The twin bomb attacks in Brussels mark a new chapter in the unfinished book on the history of Islamist terrorism.
Brussels remains on high alert as raids continue. Image: Christophe Petit Tesson/EPA
To understand the terrorist attacks we must examine the wider circumstances. These include the hypothesis that many of the terrorists – including the Algerian Muhammad Belkaid killed in a Brussels raid earlier in March – have been involved in the conflict in Syria and Iraq, and as a result have become radicalised. But as the investigation continues, questions will be asked about where the radicalisation of those involved took place: in Syria or Iraq, or in the back streets of the Molenbeek quarter of Brussels.
It is important, however, to note that while the terrorists appear to be Muslims, this does not equate to a relationship between the attacks and Islam. It is like equating the 1980s IRA attacks on the UK mainland to Christianity (despite the sectarian nature of that conflict, it was a political struggle). Let’s not forget that the residents of Molenbeek publicly mourned the Paris attacks.
The Syria connection
The conflict in Syria and Iraq has undoubtedly contributed to the spread of Islamist terrorism both in the Middle East and wider world. The foreign participants in this conflict have gained experienced in a violent landscape where the ostensibly noble idea of a classical style of defensive jihad in support of the Syrian people against Bashar Al-Assad, has morphed into nihilistic Islamist terrorism.
This in turn has radicalised many individuals, who on their return home, have difficulty readjusting. They return with some additional “street credibility” and may subsequently become both potential terrorists or trainers and ideologues. One man wanted by police in connection with the Brussels attack, Najim Laachraoui, is believed to have travelled to Syria in 2013.
A key point here to understand is that many individuals, both Arabs and Westerners, who go to Syria to join Islamic State are not necessarily radicalised already (in the sense of holding extreme political or religious beliefs), but that fighting and socialisation among Islamist fighters in Syria can radicalise them.
Complex routes to radicalisation
A recently published trove of Islamic State documents gave an insight into the many individuals who go to Syria and don’t join Islamic State immediately, but join other (perhaps more moderate) groups initially. To support the point that many of those travelling to Syria are not necessarily radical, a recent report was published of US citizens who went to Syria to fight against (not alongside) Islamic State. Reading their narratives confirms that they too were not considered radical.
The notion of radicalisation is complex and contested. The International Centre for the Study of Radicalisation at Kings College London argues that radicalisation is a combination of grievances, ideology, and socialisation. Given that, and with the backdrop to the Syrian conflict, these factors appear to change over time.
Those who may have had initial grievances against the Assad regime in Syria, may later embrace a more extreme ideology, perhaps due to their socialisation with more extreme fighters in Syria.
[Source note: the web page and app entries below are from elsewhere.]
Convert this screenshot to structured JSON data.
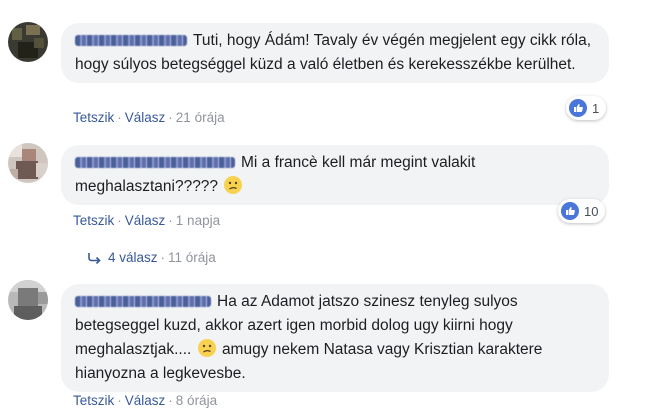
{
  "comments": [
    {
      "text": "Tuti, hogy Ádám! Tavaly év végén megjelent egy cikk róla, hogy súlyos betegséggel küzd a való életben és kerekesszékbe kerülhet.",
      "like_label": "Tetszik",
      "reply_label": "Válasz",
      "time": "21 órája",
      "reaction_count": "1"
    },
    {
      "text_before_emoji": "Mi a francè kell már megint valakit meghalasztani?????",
      "like_label": "Tetszik",
      "reply_label": "Válasz",
      "time": "1 napja",
      "reaction_count": "10",
      "replies_label": "4 válasz",
      "replies_time": "11 órája"
    },
    {
      "text_before_emoji": "Ha az Adamot jatszo szinesz tenyleg sulyos betegseggel kuzd, akkor azert igen morbid dolog ugy kiirni hogy meghalasztjak....",
      "text_after_emoji": "amugy nekem Natasa vagy Krisztian karaktere hianyozna a legkevesbe.",
      "like_label": "Tetszik",
      "reply_label": "Válasz",
      "time": "8 órája"
    }
  ],
  "separator": "·",
  "colors": {
    "bubble": "#f2f3f5",
    "link": "#385898",
    "meta": "#90949c",
    "like_blue": "#4a75d9",
    "emoji_yellow": "#f7d250"
  },
  "icons": [
    "like-icon",
    "reply-arrow-icon",
    "confused-face-icon"
  ]
}
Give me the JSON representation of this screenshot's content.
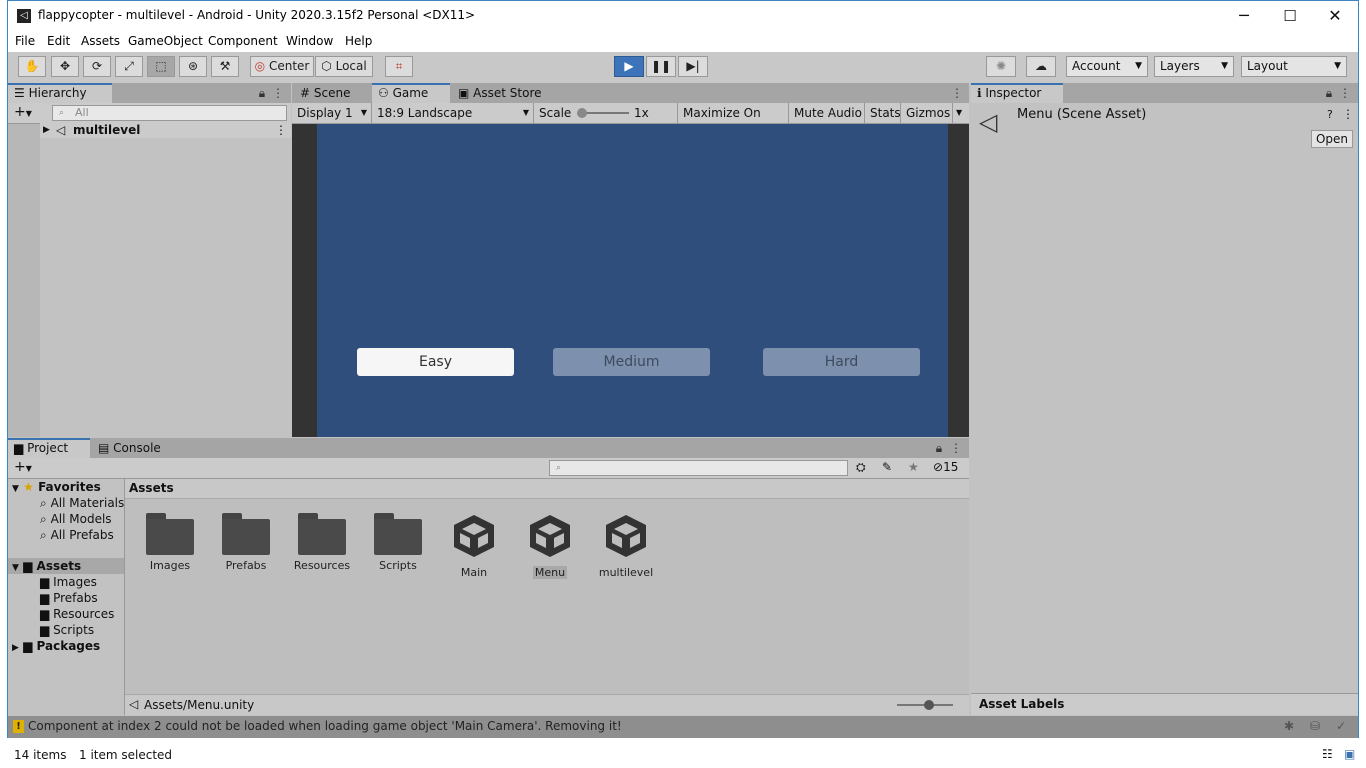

This transformation from fighting a classical jihad (against Syrian combatants) to one of terrorism (against civilians and non-combatants) is a much understudied phenomenon.
In this context, classical jihad is a fight to defend fellow Muslims against those who are persecuting them. The same logic was applied during the 1980s Afghan jihad, against the Soviets who were persecuting fellow Muslims in Afghanistan. This classical jihad had the full support of the United States as noted in a recent book about the war.
Syrian troops in al-Jbail Mountain, eastern Syria in March. SANA/EPA
The attacks in Brussels were largely, but regrettably, to be expected. One report noted that “one in nine foreign fighters returned to perpetrate attacks in the West”. With this in mind, and aware that at least 553 Belgians (many from the group Sharia4Belgium) have been active in Syria or Iraq, such attacks should not come as a surprise.
Islamic State, through its news agency Amaq, admitted responsibility for the Brussels attacks, perpetrated by “soldiers of the caliphate”. So the attacks in Brussels must be seen in the light of the geo-political events playing out in Syria and Iraq. They are not born out of a sectarian issue of Muslim versus Christian; but stem from groups and individuals who have been radicalised, beyond the point of involvement in defending their fellow Muslims through classical jihad, to one of Islamist terrorism.
This article was first published on The Conversation.
(Author is PhD candidate, Handa Centre for the Study of Terrorism and Political Violence, University of St Andrews)